[Dataset items]
↓↓↓
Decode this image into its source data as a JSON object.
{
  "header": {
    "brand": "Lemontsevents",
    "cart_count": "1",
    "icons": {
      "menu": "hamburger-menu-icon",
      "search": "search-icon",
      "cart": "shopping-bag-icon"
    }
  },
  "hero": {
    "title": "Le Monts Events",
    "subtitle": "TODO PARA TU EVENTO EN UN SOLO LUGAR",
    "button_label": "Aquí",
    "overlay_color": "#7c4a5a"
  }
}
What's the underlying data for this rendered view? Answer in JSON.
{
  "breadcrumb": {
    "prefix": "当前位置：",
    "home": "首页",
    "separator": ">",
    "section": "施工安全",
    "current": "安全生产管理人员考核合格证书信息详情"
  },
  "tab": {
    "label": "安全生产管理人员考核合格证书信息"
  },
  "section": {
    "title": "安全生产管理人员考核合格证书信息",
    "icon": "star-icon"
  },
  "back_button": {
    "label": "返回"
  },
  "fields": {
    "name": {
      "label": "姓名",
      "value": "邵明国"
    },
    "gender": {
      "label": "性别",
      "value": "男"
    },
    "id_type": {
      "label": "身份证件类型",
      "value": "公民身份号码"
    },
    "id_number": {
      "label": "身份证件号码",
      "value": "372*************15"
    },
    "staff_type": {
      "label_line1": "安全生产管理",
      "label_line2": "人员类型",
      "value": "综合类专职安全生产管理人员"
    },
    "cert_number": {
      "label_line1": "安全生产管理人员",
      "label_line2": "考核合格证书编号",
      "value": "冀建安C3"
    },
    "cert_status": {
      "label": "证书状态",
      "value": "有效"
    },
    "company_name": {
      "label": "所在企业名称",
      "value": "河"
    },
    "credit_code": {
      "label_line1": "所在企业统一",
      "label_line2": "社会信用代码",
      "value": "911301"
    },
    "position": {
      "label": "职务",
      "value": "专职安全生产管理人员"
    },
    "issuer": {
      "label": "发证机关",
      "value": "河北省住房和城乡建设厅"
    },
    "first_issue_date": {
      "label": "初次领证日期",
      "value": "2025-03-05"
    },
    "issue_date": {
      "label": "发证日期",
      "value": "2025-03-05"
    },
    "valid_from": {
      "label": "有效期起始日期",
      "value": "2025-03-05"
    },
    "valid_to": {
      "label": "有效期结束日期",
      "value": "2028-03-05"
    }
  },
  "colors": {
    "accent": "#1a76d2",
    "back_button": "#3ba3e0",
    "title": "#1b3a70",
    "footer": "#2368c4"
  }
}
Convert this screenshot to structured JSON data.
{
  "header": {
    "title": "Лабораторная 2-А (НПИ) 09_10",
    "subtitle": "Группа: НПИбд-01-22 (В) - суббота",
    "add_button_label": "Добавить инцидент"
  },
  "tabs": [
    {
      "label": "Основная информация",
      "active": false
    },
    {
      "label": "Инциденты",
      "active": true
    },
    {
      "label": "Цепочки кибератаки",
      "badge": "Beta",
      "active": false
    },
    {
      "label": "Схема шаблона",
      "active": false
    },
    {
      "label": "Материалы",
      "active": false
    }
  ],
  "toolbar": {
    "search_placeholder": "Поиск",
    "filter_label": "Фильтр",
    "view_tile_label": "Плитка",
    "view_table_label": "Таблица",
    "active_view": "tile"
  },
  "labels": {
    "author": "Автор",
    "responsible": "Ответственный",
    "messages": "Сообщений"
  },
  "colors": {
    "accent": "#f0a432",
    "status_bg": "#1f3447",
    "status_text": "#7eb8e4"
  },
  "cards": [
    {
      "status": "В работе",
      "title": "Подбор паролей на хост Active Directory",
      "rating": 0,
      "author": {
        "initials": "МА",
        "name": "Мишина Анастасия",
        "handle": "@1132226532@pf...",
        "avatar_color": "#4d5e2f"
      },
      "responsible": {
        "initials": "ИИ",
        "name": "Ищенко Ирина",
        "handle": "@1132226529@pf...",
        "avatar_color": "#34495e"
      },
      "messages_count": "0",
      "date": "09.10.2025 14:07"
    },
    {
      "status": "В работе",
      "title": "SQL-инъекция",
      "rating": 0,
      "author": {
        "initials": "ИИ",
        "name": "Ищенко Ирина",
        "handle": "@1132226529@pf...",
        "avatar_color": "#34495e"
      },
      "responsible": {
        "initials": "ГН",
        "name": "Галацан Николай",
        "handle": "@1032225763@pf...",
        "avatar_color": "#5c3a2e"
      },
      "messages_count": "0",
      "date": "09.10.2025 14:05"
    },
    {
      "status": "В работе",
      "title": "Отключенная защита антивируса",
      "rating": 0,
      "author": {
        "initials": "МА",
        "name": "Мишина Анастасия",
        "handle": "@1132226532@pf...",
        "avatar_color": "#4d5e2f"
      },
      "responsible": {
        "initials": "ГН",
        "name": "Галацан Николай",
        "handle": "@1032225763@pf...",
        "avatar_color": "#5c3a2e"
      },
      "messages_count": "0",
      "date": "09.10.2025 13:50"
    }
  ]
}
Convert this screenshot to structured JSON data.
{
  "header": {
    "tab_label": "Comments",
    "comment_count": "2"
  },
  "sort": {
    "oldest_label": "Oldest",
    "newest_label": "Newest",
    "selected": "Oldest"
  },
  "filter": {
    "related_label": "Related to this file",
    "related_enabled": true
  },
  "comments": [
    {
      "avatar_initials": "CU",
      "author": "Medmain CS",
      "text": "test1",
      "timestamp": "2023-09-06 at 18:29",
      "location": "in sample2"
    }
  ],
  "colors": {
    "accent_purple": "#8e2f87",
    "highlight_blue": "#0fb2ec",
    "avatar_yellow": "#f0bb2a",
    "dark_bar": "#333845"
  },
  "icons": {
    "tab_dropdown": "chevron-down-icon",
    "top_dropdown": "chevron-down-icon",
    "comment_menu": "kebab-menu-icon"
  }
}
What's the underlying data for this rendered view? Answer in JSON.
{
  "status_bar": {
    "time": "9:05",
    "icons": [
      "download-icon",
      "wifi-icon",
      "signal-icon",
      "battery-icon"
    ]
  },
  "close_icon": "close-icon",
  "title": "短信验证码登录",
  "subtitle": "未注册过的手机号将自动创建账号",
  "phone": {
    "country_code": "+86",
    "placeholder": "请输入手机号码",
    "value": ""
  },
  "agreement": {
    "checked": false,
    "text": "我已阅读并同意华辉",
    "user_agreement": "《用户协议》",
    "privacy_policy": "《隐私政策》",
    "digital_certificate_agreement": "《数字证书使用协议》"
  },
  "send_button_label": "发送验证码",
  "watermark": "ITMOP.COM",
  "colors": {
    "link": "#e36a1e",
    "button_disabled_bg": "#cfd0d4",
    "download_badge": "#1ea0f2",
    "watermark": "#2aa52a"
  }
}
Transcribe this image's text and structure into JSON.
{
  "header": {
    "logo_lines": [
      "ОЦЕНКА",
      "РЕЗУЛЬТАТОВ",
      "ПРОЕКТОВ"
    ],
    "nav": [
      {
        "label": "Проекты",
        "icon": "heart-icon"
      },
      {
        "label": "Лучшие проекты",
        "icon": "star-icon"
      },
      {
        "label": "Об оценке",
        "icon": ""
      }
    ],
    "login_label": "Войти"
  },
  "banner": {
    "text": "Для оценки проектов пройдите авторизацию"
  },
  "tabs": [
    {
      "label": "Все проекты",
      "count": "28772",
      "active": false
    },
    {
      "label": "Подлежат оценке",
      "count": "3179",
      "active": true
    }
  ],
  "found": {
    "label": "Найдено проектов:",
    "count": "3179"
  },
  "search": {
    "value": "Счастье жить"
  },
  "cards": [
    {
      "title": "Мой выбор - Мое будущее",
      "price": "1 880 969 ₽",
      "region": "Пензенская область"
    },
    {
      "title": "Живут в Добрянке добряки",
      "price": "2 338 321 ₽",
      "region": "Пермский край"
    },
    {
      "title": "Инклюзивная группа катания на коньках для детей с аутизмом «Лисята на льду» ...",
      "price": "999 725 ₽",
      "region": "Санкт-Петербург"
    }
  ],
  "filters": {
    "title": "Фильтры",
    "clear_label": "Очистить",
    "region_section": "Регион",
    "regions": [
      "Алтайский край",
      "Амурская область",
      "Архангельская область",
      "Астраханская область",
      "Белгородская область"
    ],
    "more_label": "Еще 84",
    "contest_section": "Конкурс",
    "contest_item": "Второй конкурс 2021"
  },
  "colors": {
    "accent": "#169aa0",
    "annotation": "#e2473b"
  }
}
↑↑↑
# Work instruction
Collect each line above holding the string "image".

# Reply
Decode this image into its source data as a JSON object.
Transcribe this image's text and structure into JSON.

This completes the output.